Can find live-written Mathematica notebook for all 4 lectures here.
Video for [Lecture 1] [Lecture 2] [Lecture 3] [Lecture 4]
Link to all summer school lectures, hosted by the Higgs Center for Theoretical Physics in Edinburgh, here.
Other lecturers: Stefan Weinzierl, Marcus Spradlin, Jaroslav Trnka, and Johannes Henn.
Also nice research presentations by: Jorrit Bosma, Sebastian Mizera, Gustav Mogull, Chia-Hsien Shen, Andrew McLeod, Theresa Abl, Joe Farrow, and Andres Luna-Godoy.
Introducing graph methods for modern amplitude calculation. Topics:
Graphs and Ordered Amplitudes
Integrand Verification – two-loops.
Integrand Cut Construction – two loops.
Introduction to Color-Kinematics
Unsatisfactory tensile strength of one leg, combined with a fairly local interaction of a skateboard and an ill-chosen hill on a novel commute route, necessitated a little creativity in lecturing – black boards are out for at least another month. I didn’t want to present a straight-up slide show which I find a little off-putting for lectures. Rather I decided to (for the first time as a lecturer) live-generate a Mathematica notebook as the projected lectures. Obviously this could be incredibly off-putting, but this I indulged, as it’s the type of thing I would’ve loved to see when I entered this field in 2006.

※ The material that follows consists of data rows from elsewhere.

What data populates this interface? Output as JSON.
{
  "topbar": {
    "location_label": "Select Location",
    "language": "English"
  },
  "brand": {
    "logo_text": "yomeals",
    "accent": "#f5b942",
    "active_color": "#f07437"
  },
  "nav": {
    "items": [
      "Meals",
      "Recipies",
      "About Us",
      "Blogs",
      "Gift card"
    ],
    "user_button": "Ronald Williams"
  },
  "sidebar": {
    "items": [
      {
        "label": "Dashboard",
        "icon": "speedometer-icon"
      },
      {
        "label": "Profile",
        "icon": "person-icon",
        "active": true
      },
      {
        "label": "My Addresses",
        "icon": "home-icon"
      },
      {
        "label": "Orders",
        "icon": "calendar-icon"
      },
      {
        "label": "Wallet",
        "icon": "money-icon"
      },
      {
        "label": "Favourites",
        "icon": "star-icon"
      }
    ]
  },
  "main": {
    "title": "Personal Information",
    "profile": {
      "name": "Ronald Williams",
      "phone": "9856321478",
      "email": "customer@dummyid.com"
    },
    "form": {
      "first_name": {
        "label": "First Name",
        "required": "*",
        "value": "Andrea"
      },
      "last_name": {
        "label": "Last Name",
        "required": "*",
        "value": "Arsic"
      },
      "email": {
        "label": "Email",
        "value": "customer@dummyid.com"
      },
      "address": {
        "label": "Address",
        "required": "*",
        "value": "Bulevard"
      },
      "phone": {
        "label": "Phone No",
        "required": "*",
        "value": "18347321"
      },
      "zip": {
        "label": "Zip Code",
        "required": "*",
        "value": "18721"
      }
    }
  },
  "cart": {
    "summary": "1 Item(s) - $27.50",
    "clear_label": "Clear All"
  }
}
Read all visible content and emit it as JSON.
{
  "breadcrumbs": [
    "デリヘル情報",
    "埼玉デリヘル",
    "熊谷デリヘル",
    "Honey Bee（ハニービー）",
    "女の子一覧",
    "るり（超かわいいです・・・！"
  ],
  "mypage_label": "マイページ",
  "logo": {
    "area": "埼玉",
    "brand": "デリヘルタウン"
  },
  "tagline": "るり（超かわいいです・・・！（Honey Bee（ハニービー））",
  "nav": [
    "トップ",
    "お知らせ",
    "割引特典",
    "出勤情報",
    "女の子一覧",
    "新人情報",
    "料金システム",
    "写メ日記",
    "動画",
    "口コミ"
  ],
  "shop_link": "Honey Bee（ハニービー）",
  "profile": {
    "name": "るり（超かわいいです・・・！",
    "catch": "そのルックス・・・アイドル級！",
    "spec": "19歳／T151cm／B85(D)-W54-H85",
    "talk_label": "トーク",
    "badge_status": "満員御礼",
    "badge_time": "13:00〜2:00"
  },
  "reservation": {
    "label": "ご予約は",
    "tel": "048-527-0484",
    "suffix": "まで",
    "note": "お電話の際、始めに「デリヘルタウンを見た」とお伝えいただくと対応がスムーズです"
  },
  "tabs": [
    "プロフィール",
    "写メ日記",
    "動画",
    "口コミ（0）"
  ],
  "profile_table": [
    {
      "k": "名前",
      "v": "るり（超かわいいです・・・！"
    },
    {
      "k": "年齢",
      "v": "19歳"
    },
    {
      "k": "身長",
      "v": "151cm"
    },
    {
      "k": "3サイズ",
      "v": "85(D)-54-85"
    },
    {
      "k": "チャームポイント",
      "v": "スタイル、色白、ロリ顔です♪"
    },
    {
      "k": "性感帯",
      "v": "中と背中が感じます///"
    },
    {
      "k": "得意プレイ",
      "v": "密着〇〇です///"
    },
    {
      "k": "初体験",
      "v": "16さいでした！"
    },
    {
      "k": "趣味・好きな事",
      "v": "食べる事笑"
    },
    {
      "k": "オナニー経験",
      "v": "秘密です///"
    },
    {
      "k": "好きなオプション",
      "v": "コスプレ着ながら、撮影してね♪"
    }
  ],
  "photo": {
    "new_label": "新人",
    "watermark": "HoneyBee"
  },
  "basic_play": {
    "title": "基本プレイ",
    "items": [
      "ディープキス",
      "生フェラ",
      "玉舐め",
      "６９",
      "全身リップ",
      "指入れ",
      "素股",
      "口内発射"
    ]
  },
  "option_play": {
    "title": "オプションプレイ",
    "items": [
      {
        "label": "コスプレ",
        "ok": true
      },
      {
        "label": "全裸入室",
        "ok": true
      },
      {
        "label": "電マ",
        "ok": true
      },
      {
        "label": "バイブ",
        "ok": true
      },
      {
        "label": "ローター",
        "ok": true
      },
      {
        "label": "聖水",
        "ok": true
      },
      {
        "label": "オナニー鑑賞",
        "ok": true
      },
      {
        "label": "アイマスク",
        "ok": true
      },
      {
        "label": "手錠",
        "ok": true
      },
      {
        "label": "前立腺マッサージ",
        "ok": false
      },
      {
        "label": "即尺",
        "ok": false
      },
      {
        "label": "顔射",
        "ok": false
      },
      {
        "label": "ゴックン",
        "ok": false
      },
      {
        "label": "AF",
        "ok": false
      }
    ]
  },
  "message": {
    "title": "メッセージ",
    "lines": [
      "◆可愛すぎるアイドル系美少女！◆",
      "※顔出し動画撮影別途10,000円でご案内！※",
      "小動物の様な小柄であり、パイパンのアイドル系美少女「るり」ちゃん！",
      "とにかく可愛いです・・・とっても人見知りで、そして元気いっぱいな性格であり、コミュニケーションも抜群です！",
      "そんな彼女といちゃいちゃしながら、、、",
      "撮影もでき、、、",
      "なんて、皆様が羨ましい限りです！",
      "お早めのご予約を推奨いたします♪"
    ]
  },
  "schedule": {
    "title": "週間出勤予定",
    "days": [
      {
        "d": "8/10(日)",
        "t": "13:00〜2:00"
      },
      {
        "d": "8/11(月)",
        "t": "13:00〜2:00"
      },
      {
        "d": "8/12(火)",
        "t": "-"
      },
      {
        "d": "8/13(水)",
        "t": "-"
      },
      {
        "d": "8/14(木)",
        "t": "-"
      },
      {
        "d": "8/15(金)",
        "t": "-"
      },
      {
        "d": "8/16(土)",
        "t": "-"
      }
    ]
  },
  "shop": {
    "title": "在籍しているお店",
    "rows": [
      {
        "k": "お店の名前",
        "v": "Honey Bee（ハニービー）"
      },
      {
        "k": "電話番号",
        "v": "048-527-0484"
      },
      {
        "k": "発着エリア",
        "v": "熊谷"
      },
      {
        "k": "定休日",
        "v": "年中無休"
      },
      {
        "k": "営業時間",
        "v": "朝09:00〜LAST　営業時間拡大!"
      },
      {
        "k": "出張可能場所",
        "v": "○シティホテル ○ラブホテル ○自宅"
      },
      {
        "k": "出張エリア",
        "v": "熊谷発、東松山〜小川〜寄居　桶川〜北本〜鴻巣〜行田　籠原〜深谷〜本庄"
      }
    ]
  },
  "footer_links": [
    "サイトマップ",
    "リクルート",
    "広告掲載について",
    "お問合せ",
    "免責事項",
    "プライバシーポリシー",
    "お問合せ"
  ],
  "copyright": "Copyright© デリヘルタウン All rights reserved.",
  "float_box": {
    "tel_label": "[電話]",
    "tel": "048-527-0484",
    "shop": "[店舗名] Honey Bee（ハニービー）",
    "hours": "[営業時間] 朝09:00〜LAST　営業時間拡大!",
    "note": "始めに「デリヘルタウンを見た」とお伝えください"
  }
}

Indeed, I organized around what I had to do as a early-stage graduate student to think through and understand the graphical mechanics behind the first paper that made sense to me re: the unitarity method – the groundbreaking 1998 two loop maximally supersymmetric supergravity calculation of Bern, Dixon, Dunbar, Perelstein and Rozowsky. You can find the paper here.
I start by introducing the need for graphs with structure to encode the types of minus signs that show up around vertex flips for adjoint color-weights. I explain how to generate the graphs contributing to unitarity cuts and how to dress them with a candidate graphically organized integrand (mapping from graphs to weights). We poke at what’s necessary to constrain a graphically organized integrand to match a given theory, and at the end delve into constraints that have nothing to do with physical observation but have everything to do with lining up local stories relating gauge theory and gravity predictions.
I did a little post-cleanup to make it somewhat more readable for people who don’t get to hear my vocalizations, but have posted sooner rather than indulge ever-present obsessive impulses towards stand-alone readability.
I don’t emphasize it but I’ve dropped in some pretty chonto casually tossed off calculations like automatically taking gauge integrands to symmetric double-copy gravity cuts via KLT, and evaluating 4D state sums for generic cuts in choose-your-SUSY gauge theories at the push of a button. As these weren’t (primarily) graphical methods they weren’t central to these lectures, but I can probably be tempted into writing some words about them at some point.
Notebook uses my github hosted amplitudes graph library ampGraphTools. (No need to install the library, it imports directly from github if the lectures’ notebook is executed.) Presented with an emphasis on output, not so much on code/library use, but does provide a slice of insight into how I actively think through this graphical playground when I’m poking about.
As a side note, I saved the notebook periodically throughout my lecture, and had it temporarily hosted on a dropbox folder accessed via a bit.ly link for students to grab as they liked. Interesting to see the stats of how many students bothered to grab the notebook vs who couldn’t care less.
Definitely welcome any questions, desire for clarification, and requests for any topics I skipped in this limited lecture time.